Sue Austin

It’s easy to take for granted the simple things in life.

Whether it's rolling out of bed, running for the bus, or hopping into a car, these are activities we do without having to think about it. But for some women, it's not as straight forward as it should be.

Life with a disability is often associated with restrictions and struggles - but this shouldn’t be the case.

These amazing women have been determined to break this stereotype. Instead they're surfing, scuba diving and even snowboarding in the Olympics

It’s very rare that we stop, take a moment and appreciate what we have and what we do, but after taking a look at these awe inspiring women we’re sure you will...

18 years ago, a car accident left Pascale Honore paralysed from the waist down.

Growing up in Australia, she’d always been active and nothing was going to stop her from dreaming of surfing.

It was her son’s friend, Ty Swan, who helped Pascale to live her dream and get her into the water.

The idea was simple, he would literally duct tape her to his back. Yes that’s right, duct tape.

An experienced surfer, Ty’s able to catch some pretty awesome waves, even with Pascale taped to his back.

This short film shows the sheer joy on Pascale’s face as she hits the water and proves that anything is possible. Sometimes all you need is a willing friend and a roll of duct tape…

Sue Austin is the woman behind the world’s first underwater wheelchair.

An extended illness meant Sue’s mobility was affected, causing her to rely on an electric wheelchair to get around.

Not one to shy away from a challenge, she decided to train as a disabled diver using fin gloves.

Scuba diving is thought of as positive, fun and adventure while wheelchairs are often considered the opposite, noted Sue.

So she decided to combine wheelchairs and scuba diving to challenge people’s preconceptions. We think that's pretty inspiring.

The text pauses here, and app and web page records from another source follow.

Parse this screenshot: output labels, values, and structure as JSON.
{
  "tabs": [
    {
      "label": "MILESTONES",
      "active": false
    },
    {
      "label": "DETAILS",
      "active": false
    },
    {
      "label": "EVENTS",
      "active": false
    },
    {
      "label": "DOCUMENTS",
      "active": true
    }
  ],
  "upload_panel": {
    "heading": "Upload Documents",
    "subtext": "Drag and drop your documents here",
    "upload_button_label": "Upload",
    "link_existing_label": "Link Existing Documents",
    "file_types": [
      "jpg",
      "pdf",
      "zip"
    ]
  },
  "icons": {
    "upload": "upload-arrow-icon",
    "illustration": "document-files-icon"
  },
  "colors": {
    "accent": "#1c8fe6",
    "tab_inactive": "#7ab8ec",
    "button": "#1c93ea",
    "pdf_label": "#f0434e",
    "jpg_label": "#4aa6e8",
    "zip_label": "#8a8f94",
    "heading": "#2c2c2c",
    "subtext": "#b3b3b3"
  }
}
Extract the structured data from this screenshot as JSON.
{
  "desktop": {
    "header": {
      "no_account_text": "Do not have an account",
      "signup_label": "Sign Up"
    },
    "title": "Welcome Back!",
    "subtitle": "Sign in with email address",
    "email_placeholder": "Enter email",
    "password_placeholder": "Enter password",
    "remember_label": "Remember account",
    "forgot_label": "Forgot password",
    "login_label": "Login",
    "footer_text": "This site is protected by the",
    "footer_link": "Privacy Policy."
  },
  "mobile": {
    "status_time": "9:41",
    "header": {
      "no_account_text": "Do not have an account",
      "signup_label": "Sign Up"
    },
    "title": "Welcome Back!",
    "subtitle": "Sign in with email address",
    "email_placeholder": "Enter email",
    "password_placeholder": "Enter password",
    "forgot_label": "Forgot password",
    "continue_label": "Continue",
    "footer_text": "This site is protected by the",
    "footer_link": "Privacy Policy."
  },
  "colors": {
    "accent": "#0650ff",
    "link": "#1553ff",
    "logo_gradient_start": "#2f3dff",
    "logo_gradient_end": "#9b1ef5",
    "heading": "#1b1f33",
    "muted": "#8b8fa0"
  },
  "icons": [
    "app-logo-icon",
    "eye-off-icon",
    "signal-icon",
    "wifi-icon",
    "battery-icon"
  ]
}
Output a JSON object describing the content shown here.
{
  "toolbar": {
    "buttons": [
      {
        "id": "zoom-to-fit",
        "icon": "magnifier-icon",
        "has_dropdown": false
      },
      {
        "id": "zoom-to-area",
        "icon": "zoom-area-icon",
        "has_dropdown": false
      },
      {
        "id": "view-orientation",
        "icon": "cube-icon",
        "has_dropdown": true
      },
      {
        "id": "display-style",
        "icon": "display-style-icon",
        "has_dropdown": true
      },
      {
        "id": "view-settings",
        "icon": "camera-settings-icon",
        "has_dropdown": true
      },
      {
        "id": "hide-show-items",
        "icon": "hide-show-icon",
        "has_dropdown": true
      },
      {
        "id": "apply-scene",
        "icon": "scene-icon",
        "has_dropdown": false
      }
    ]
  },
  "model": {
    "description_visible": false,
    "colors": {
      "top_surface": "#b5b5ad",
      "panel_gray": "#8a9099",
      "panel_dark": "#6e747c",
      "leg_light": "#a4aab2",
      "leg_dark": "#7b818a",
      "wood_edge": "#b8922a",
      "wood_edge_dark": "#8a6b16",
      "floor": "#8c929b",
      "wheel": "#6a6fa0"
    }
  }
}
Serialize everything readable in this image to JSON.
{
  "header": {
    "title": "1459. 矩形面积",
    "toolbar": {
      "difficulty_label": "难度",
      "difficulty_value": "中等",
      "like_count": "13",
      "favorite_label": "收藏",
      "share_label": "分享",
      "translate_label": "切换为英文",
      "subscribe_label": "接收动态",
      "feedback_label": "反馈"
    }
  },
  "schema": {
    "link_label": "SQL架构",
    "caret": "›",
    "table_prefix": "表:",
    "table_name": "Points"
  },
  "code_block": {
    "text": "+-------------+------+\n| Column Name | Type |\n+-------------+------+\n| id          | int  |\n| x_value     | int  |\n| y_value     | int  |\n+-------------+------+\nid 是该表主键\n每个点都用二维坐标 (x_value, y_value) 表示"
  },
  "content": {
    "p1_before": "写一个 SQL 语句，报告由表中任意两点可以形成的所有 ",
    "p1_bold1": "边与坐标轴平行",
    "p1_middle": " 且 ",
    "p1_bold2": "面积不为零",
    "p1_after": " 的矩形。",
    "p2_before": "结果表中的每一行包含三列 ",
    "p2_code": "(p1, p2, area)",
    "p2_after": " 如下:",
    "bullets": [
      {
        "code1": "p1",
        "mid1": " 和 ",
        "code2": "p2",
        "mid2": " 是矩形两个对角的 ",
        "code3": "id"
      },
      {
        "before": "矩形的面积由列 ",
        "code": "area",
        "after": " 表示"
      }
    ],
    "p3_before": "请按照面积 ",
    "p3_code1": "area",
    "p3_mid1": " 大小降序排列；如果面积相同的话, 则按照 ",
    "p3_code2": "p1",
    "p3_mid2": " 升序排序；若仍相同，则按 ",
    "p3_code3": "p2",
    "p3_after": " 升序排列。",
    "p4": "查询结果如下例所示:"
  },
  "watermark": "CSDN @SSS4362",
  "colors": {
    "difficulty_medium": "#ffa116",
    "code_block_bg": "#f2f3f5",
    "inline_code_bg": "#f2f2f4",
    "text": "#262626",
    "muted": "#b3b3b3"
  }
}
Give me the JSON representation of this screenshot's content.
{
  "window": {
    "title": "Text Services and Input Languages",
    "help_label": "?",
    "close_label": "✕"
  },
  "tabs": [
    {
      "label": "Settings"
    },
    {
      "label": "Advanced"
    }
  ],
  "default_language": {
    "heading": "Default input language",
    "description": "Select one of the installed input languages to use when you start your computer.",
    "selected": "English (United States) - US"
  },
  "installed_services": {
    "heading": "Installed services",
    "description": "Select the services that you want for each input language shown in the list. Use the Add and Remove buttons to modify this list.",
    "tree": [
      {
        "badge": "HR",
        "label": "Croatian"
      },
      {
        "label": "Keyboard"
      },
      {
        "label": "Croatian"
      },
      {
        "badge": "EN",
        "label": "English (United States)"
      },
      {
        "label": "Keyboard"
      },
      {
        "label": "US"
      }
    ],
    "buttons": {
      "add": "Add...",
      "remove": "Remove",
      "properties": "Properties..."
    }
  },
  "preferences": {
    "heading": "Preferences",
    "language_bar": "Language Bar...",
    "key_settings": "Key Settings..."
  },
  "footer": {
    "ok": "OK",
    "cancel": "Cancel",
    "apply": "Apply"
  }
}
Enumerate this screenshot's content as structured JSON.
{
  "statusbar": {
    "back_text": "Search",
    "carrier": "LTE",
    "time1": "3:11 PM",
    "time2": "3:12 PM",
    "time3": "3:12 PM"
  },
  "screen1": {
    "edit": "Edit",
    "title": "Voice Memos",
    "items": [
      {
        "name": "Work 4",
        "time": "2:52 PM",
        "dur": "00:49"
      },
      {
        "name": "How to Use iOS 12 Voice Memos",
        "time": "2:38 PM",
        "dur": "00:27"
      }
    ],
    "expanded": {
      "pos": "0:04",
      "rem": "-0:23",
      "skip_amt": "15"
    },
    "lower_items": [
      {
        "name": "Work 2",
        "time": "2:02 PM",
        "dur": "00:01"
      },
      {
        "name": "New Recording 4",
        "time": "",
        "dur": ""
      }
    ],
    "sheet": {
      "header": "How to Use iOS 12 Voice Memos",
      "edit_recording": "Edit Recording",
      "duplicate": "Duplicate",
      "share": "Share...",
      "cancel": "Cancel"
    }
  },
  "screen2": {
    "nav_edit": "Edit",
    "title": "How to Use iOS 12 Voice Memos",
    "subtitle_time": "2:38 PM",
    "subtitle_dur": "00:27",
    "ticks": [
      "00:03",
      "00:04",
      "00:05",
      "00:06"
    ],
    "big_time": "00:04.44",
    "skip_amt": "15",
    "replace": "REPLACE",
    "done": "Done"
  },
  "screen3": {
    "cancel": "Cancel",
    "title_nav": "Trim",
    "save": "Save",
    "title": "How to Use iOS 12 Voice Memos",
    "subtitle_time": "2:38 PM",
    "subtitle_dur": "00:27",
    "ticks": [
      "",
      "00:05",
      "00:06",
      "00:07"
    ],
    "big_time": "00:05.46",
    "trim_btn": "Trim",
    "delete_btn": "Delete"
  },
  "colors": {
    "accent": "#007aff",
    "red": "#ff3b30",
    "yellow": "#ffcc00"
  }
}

Aged just 19, Amy Purdy was suffering from flu-like symptoms when she was rushed into hospital.

Within days, she was on a life support machine and in a coma. Doctors gave Amy a 2 per cent chance of survival.

She was suffering from a bacterial infection, which led to both of her legs being amputated below the knee.

When she came round from the coma, she realise her life had changed forever - but it wasn't going to keep her down.

Amy started snowboarding when she was 15 years old. When she realised she couldn't find prosthetics that would work for snowboarding, Amy decided that she would just have to build her own.

Amy Purdy is best known for being a world class snowboarder and in 2014 became a Paralympic bronze medallist.

Just three months after surgery Amy entered herself into the USASA National Snowboarding Championship and claimed an amazing three medals in three events.

Since then, she went on to become a Paralympic bronze medallist at the Sochi Winter Olympics.

It wouldn’t be right not to include Bethany into this list of women. Her story is known world-wide, but that doesn’t make it any less inspiring.

Surfing is in Bethany Hamilton's blood - after growing up in Hawaii, surrounded by a family of surfers.

However, aged just 13 years old, Bethany was attacked by a tiger shark while surfing her home break in Hawaii, severing her left arm.

Just one month after the attack, Bethany was back in the water again, determined to become a professional surfer no matter what.

She even competed on the World Championship Tour coming 9th at the Rip Curl Pro in Portugal in 2010 - amazing considering she was only surfing with one arm.

Bethany’s determination to make her surfing ambitions come true is a story that shouldn’t be forgotten about any time soon.